### EXERCISE
From the listing below, extract every line containing "与原系统一致".

### DATA EXTRACTS
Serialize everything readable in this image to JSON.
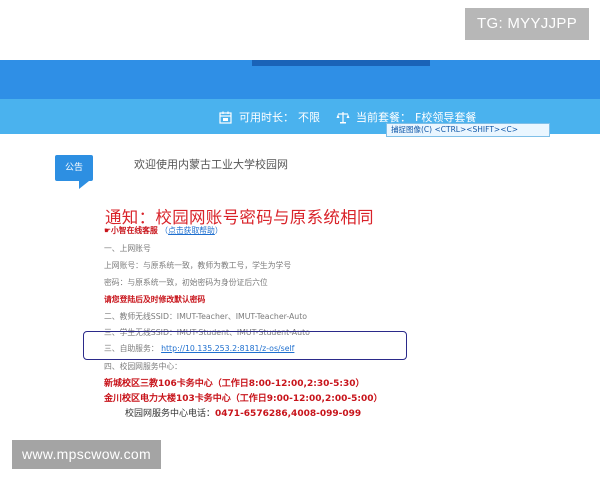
{
  "watermark_top": "TG: MYYJJPP",
  "watermark_bottom": "www.mpscwow.com",
  "status_bar": {
    "duration_label": "可用时长：",
    "duration_value": "不限",
    "package_label": "当前套餐：",
    "package_value": "F校领导套餐",
    "duration_icon": "calendar-icon",
    "package_icon": "scale-icon"
  },
  "capture_tip": "捕捉图像(C)  <CTRL><SHIFT><C>",
  "notice": {
    "badge": "公告",
    "welcome": "欢迎使用内蒙古工业大学校园网",
    "headline": "通知：校园网账号密码与原系统相同",
    "help_prefix": "☛小智在线客服",
    "help_link": "点击获取帮助",
    "lines": [
      "一、上网账号",
      "上网账号：与原系统一致，教师为教工号，学生为学号",
      "密码：与原系统一致，初始密码为身份证后六位",
      "请您登陆后及时修改默认密码",
      "二、教师无线SSID：IMUT-Teacher、IMUT-Teacher-Auto",
      "三、学生无线SSID：IMUT-Student、IMUT-Student-Auto",
      "三、自助服务：",
      "四、校园网服务中心："
    ],
    "self_service_url": "http://10.135.253.2:8181/z-os/self",
    "service_centers": [
      "新城校区三教106卡务中心（工作日8:00-12:00,2:30-5:30）",
      "金川校区电力大楼103卡务中心（工作日9:00-12:00,2:00-5:00）"
    ],
    "tel_label": "校园网服务中心电话：",
    "tel_value": "0471-6576286,4008-099-099"
  },
  "colors": {
    "band_dark": "#2f8fe6",
    "band_light": "#4ab2ee",
    "headline_red": "#d9232a",
    "link_blue": "#1e6fcf",
    "highlight_box": "#2b2a8a"
  }
}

### TASK SOLUTION
      "上网账号：与原系统一致，教师为教工号，学生为学号",
      "密码：与原系统一致，初始密码为身份证后六位",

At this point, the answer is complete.